WORK TO BE COMPLETED: Below is a set of records. Please retype every one exactly.

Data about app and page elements

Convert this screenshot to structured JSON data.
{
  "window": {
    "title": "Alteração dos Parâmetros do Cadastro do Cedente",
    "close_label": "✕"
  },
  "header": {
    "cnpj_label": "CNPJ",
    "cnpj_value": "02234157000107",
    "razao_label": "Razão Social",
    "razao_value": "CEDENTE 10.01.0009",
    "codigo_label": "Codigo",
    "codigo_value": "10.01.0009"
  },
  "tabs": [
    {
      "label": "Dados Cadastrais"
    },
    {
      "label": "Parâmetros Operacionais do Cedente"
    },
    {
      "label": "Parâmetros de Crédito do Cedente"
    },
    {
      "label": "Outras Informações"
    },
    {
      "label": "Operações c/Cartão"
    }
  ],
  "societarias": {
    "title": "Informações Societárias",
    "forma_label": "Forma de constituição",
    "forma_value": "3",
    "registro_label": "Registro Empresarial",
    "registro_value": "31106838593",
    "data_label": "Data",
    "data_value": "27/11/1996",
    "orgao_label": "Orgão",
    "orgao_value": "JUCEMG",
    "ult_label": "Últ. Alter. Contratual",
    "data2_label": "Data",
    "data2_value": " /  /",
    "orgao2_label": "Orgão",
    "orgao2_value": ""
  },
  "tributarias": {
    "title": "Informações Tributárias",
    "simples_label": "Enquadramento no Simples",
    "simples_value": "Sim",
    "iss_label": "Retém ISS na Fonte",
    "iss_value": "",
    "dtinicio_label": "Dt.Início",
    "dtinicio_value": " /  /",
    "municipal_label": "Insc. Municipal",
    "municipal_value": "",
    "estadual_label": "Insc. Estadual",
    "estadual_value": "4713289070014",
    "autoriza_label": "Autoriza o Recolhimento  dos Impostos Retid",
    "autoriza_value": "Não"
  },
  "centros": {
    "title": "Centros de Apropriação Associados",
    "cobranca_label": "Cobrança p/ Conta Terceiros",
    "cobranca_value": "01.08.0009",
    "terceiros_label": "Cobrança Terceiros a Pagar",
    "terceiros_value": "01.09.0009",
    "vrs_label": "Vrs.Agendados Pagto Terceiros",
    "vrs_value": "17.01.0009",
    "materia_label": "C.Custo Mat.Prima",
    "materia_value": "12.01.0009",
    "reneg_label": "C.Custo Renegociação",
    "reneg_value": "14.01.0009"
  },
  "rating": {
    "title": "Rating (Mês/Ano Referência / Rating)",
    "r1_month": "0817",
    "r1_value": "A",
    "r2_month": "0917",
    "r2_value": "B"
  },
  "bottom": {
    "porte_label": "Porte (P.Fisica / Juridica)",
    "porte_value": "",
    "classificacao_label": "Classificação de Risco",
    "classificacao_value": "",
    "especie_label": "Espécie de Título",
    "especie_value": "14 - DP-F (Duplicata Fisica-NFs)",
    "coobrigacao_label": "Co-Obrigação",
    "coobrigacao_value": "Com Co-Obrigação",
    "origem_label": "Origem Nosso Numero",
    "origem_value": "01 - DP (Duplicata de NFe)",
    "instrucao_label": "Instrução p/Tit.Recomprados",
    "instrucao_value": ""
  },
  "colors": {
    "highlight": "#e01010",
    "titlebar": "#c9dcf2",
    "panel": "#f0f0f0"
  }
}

RESULT BELOW:
Convert this screenshot to structured JSON data.
{
  "window": {
    "title": "Alteração dos Parâmetros do Cadastro do Cedente",
    "close_label": "✕"
  },
  "header": {
    "cnpj_label": "CNPJ",
    "cnpj_value": "02234157000107",
    "razao_label": "Razão Social",
    "razao_value": "CEDENTE 10.01.0009",
    "codigo_label": "Codigo",
    "codigo_value": "10.01.0009"
  },
  "tabs": [
    {
      "label": "Dados Cadastrais"
    },
    {
      "label": "Parâmetros Operacionais do Cedente"
    },
    {
      "label": "Parâmetros de Crédito do Cedente"
    },
    {
      "label": "Outras Informações"
    },
    {
      "label": "Operações c/Cartão"
    }
  ],
  "societarias": {
    "title": "Informações Societárias",
    "forma_label": "Forma de constituição",
    "forma_value": "3",
    "registro_label": "Registro Empresarial",
    "registro_value": "31106838593",
    "data_label": "Data",
    "data_value": "27/11/1996",
    "orgao_label": "Orgão",
    "orgao_value": "JUCEMG",
    "ult_label": "Últ. Alter. Contratual",
    "data2_label": "Data",
    "data2_value": " /  /",
    "orgao2_label": "Orgão",
    "orgao2_value": ""
  },
  "tributarias": {
    "title": "Informações Tributárias",
    "simples_label": "Enquadramento no Simples",
    "simples_value": "Sim",
    "iss_label": "Retém ISS na Fonte",
    "iss_value": "",
    "dtinicio_label": "Dt.Início",
    "dtinicio_value": " /  /",
    "municipal_label": "Insc. Municipal",
    "municipal_value": "",
    "estadual_label": "Insc. Estadual",
    "estadual_value": "4713289070014",
    "autoriza_label": "Autoriza o Recolhimento  dos Impostos Retid",
    "autoriza_value": "Não"
  },
  "centros": {
    "title": "Centros de Apropriação Associados",
    "cobranca_label": "Cobrança p/ Conta Terceiros",
    "cobranca_value": "01.08.0009",
    "terceiros_label": "Cobrança Terceiros a Pagar",
    "terceiros_value": "01.09.0009",
    "vrs_label": "Vrs.Agendados Pagto Terceiros",
    "vrs_value": "17.01.0009",
    "materia_label": "C.Custo Mat.Prima",
    "materia_value": "12.01.0009",
    "reneg_label": "C.Custo Renegociação",
    "reneg_value": "14.01.0009"
  },
  "rating": {
    "title": "Rating (Mês/Ano Referência / Rating)",
    "r1_month": "0817",
    "r1_value": "A",
    "r2_month": "0917",
    "r2_value": "B"
  },
  "bottom": {
    "porte_label": "Porte (P.Fisica / Juridica)",
    "porte_value": "",
    "classificacao_label": "Classificação de Risco",
    "classificacao_value": "",
    "especie_label": "Espécie de Título",
    "especie_value": "14 - DP-F (Duplicata Fisica-NFs)",
    "coobrigacao_label": "Co-Obrigação",
    "coobrigacao_value": "Com Co-Obrigação",
    "origem_label": "Origem Nosso Numero",
    "origem_value": "01 - DP (Duplicata de NFe)",
    "instrucao_label": "Instrução p/Tit.Recomprados",
    "instrucao_value": ""
  },
  "colors": {
    "highlight": "#e01010",
    "titlebar": "#c9dcf2",
    "panel": "#f0f0f0"
  }
}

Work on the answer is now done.